Data items
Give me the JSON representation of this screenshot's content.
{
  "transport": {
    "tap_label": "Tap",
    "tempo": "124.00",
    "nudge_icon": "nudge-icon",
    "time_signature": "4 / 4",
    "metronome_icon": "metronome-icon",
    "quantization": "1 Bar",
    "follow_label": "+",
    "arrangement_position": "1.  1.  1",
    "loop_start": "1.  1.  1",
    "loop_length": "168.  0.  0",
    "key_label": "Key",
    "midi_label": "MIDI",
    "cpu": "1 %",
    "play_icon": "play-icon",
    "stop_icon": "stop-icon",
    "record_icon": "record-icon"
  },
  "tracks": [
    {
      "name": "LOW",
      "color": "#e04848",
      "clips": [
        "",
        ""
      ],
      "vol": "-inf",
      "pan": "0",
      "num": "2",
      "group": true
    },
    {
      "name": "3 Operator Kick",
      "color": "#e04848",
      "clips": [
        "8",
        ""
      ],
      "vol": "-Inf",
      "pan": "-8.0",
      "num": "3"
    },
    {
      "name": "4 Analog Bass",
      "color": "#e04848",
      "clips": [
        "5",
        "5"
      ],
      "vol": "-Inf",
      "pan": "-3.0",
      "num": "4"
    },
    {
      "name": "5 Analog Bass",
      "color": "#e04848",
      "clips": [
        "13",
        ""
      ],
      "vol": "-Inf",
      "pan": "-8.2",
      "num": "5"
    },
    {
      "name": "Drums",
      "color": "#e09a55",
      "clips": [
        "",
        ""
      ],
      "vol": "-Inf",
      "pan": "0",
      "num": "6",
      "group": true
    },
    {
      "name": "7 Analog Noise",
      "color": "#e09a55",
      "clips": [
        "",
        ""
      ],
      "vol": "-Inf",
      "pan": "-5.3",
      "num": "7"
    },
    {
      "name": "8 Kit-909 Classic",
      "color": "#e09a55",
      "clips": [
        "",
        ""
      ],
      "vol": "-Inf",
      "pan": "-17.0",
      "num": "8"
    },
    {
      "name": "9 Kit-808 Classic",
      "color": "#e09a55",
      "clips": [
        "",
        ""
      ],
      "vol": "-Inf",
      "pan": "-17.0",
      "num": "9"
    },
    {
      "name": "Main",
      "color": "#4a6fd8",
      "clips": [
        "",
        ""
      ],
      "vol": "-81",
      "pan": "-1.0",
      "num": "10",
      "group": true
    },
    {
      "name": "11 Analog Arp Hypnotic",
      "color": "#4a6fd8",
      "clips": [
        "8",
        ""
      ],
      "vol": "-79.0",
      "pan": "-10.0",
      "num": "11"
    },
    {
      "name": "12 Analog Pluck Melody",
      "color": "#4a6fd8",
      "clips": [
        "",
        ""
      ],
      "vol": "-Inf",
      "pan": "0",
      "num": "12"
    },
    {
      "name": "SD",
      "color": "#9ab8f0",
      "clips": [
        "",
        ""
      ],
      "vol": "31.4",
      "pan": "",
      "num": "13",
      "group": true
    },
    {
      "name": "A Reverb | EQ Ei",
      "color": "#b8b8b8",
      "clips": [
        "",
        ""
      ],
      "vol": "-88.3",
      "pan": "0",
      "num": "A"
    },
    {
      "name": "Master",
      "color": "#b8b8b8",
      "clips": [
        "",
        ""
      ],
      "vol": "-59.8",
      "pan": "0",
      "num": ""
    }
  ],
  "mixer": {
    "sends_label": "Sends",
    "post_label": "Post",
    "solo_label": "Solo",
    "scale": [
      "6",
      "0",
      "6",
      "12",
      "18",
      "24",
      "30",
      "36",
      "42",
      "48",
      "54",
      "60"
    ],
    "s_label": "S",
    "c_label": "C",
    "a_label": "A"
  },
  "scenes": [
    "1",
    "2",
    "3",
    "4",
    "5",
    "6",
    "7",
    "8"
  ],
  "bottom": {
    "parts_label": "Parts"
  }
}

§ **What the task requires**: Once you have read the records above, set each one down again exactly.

§ **Response box**:
Give me the JSON representation of this screenshot's content.
{
  "transport": {
    "tap_label": "Tap",
    "tempo": "124.00",
    "nudge_icon": "nudge-icon",
    "time_signature": "4 / 4",
    "metronome_icon": "metronome-icon",
    "quantization": "1 Bar",
    "follow_label": "+",
    "arrangement_position": "1.  1.  1",
    "loop_start": "1.  1.  1",
    "loop_length": "168.  0.  0",
    "key_label": "Key",
    "midi_label": "MIDI",
    "cpu": "1 %",
    "play_icon": "play-icon",
    "stop_icon": "stop-icon",
    "record_icon": "record-icon"
  },
  "tracks": [
    {
      "name": "LOW",
      "color": "#e04848",
      "clips": [
        "",
        ""
      ],
      "vol": "-inf",
      "pan": "0",
      "num": "2",
      "group": true
    },
    {
      "name": "3 Operator Kick",
      "color": "#e04848",
      "clips": [
        "8",
        ""
      ],
      "vol": "-Inf",
      "pan": "-8.0",
      "num": "3"
    },
    {
      "name": "4 Analog Bass",
      "color": "#e04848",
      "clips": [
        "5",
        "5"
      ],
      "vol": "-Inf",
      "pan": "-3.0",
      "num": "4"
    },
    {
      "name": "5 Analog Bass",
      "color": "#e04848",
      "clips": [
        "13",
        ""
      ],
      "vol": "-Inf",
      "pan": "-8.2",
      "num": "5"
    },
    {
      "name": "Drums",
      "color": "#e09a55",
      "clips": [
        "",
        ""
      ],
      "vol": "-Inf",
      "pan": "0",
      "num": "6",
      "group": true
    },
    {
      "name": "7 Analog Noise",
      "color": "#e09a55",
      "clips": [
        "",
        ""
      ],
      "vol": "-Inf",
      "pan": "-5.3",
      "num": "7"
    },
    {
      "name": "8 Kit-909 Classic",
      "color": "#e09a55",
      "clips": [
        "",
        ""
      ],
      "vol": "-Inf",
      "pan": "-17.0",
      "num": "8"
    },
    {
      "name": "9 Kit-808 Classic",
      "color": "#e09a55",
      "clips": [
        "",
        ""
      ],
      "vol": "-Inf",
      "pan": "-17.0",
      "num": "9"
    },
    {
      "name": "Main",
      "color": "#4a6fd8",
      "clips": [
        "",
        ""
      ],
      "vol": "-81",
      "pan": "-1.0",
      "num": "10",
      "group": true
    },
    {
      "name": "11 Analog Arp Hypnotic",
      "color": "#4a6fd8",
      "clips": [
        "8",
        ""
      ],
      "vol": "-79.0",
      "pan": "-10.0",
      "num": "11"
    },
    {
      "name": "12 Analog Pluck Melody",
      "color": "#4a6fd8",
      "clips": [
        "",
        ""
      ],
      "vol": "-Inf",
      "pan": "0",
      "num": "12"
    },
    {
      "name": "SD",
      "color": "#9ab8f0",
      "clips": [
        "",
        ""
      ],
      "vol": "31.4",
      "pan": "",
      "num": "13",
      "group": true
    },
    {
      "name": "A Reverb | EQ Ei",
      "color": "#b8b8b8",
      "clips": [
        "",
        ""
      ],
      "vol": "-88.3",
      "pan": "0",
      "num": "A"
    },
    {
      "name": "Master",
      "color": "#b8b8b8",
      "clips": [
        "",
        ""
      ],
      "vol": "-59.8",
      "pan": "0",
      "num": ""
    }
  ],
  "mixer": {
    "sends_label": "Sends",
    "post_label": "Post",
    "solo_label": "Solo",
    "scale": [
      "6",
      "0",
      "6",
      "12",
      "18",
      "24",
      "30",
      "36",
      "42",
      "48",
      "54",
      "60"
    ],
    "s_label": "S",
    "c_label": "C",
    "a_label": "A"
  },
  "scenes": [
    "1",
    "2",
    "3",
    "4",
    "5",
    "6",
    "7",
    "8"
  ],
  "bottom": {
    "parts_label": "Parts"
  }
}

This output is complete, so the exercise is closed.